◆ **WHAT YOU WILL DO**
Lines with "данных": please show every one of them from the listing below.

◆ **MATERIAL FOR THIS TASK**
#####
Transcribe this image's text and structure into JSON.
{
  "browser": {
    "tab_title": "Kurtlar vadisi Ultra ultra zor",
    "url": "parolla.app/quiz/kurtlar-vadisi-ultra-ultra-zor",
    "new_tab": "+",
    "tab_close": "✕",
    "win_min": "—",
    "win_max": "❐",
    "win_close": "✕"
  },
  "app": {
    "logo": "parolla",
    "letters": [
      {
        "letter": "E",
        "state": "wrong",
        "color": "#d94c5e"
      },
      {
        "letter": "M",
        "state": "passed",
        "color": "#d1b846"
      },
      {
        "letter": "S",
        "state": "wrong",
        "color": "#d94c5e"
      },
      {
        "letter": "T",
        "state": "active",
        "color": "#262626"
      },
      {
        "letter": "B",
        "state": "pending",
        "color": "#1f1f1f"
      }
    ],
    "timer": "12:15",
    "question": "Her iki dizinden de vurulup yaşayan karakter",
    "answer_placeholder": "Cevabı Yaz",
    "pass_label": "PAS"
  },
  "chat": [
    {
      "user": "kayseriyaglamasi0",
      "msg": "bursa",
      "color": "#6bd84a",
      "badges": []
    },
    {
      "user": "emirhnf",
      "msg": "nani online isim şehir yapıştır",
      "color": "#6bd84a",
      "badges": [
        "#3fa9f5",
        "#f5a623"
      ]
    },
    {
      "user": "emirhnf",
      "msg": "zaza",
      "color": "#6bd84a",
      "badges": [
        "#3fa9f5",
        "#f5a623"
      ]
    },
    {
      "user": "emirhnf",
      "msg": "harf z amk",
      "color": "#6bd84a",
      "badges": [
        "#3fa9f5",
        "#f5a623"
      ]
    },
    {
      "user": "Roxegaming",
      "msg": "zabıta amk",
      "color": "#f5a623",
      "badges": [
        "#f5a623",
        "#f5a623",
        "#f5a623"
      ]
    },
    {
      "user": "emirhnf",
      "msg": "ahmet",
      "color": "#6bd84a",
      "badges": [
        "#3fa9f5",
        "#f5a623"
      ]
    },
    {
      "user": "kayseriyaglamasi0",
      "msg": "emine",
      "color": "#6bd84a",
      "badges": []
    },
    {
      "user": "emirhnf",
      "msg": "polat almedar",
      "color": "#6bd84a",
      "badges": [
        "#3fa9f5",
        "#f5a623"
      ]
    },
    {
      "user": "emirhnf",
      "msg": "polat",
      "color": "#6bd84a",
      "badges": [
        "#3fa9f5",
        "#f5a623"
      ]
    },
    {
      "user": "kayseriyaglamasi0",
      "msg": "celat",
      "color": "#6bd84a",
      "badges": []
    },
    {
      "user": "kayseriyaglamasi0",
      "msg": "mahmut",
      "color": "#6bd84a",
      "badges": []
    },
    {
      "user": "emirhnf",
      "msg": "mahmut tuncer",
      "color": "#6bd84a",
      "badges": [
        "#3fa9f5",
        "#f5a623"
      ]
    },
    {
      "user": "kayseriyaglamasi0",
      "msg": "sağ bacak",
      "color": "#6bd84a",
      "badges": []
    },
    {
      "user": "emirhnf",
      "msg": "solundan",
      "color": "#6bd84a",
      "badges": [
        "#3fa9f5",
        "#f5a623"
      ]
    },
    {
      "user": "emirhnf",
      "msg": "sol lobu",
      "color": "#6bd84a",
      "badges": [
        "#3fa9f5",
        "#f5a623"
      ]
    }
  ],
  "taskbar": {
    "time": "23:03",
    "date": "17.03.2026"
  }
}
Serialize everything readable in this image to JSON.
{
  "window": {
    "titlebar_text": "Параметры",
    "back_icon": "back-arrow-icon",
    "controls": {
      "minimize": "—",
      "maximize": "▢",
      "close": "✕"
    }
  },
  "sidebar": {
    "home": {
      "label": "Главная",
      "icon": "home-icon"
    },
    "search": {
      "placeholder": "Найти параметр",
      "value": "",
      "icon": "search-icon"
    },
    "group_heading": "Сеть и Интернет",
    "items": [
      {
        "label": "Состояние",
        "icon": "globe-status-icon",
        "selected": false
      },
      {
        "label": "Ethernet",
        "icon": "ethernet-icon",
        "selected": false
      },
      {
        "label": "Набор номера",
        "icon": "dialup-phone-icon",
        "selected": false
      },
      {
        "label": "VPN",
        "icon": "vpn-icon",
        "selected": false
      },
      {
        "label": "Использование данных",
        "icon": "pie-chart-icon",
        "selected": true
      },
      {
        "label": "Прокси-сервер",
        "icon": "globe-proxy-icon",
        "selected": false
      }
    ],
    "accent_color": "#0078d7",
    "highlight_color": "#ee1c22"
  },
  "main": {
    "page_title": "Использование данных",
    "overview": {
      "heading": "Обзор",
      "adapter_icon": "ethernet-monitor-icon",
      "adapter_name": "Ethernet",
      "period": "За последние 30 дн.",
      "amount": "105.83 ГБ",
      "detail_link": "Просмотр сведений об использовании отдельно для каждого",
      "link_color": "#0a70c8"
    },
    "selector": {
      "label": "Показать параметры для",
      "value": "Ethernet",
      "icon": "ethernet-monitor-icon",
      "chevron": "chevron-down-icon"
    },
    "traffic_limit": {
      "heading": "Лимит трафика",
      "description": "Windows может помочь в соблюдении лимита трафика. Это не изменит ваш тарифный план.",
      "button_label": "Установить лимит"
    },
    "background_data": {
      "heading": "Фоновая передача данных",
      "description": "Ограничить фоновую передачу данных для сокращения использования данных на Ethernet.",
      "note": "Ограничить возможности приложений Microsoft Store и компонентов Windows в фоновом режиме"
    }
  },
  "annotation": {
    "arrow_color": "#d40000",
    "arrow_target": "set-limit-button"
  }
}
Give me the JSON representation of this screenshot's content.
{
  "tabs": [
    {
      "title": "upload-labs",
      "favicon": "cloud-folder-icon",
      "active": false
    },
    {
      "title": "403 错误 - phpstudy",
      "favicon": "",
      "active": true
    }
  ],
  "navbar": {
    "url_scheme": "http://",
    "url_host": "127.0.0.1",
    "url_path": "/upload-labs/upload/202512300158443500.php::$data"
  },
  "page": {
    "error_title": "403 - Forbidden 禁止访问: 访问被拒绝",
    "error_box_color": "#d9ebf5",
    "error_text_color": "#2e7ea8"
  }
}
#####
◆ **EXERCISE RESPONSE**
        "label": "Использование данных",
    "page_title": "Использование данных",
      "heading": "Фоновая передача данных",
      "description": "Ограничить фоновую передачу данных для сокращения использования данных на Ethernet.",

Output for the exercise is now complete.